> **REQUIRED WORK**
Search the material for the string "label", then return every line where it is found.

> **DATASET RECORDS**
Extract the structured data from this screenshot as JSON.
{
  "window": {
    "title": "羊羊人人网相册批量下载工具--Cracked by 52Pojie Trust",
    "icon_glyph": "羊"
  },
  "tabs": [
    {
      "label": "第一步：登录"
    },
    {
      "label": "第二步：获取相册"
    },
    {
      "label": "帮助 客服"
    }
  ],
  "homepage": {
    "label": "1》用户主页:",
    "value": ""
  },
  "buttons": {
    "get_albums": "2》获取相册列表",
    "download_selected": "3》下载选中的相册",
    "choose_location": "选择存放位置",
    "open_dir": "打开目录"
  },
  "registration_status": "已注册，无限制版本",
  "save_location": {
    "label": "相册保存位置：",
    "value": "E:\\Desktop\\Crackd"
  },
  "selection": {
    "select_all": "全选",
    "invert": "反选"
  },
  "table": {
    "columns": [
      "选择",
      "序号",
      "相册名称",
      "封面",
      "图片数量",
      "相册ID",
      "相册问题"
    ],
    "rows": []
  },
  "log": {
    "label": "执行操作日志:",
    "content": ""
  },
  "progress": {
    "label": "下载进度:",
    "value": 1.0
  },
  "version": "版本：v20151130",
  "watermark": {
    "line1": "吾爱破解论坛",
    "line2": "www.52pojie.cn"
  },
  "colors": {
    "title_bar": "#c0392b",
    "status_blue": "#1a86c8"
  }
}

> **WRITTEN ANSWER**
      "label": "第一步：登录"
      "label": "第二步：获取相册"
      "label": "帮助 客服"
    "label": "1》用户主页:",
    "label": "相册保存位置：",
    "label": "执行操作日志:",
    "label": "下载进度:",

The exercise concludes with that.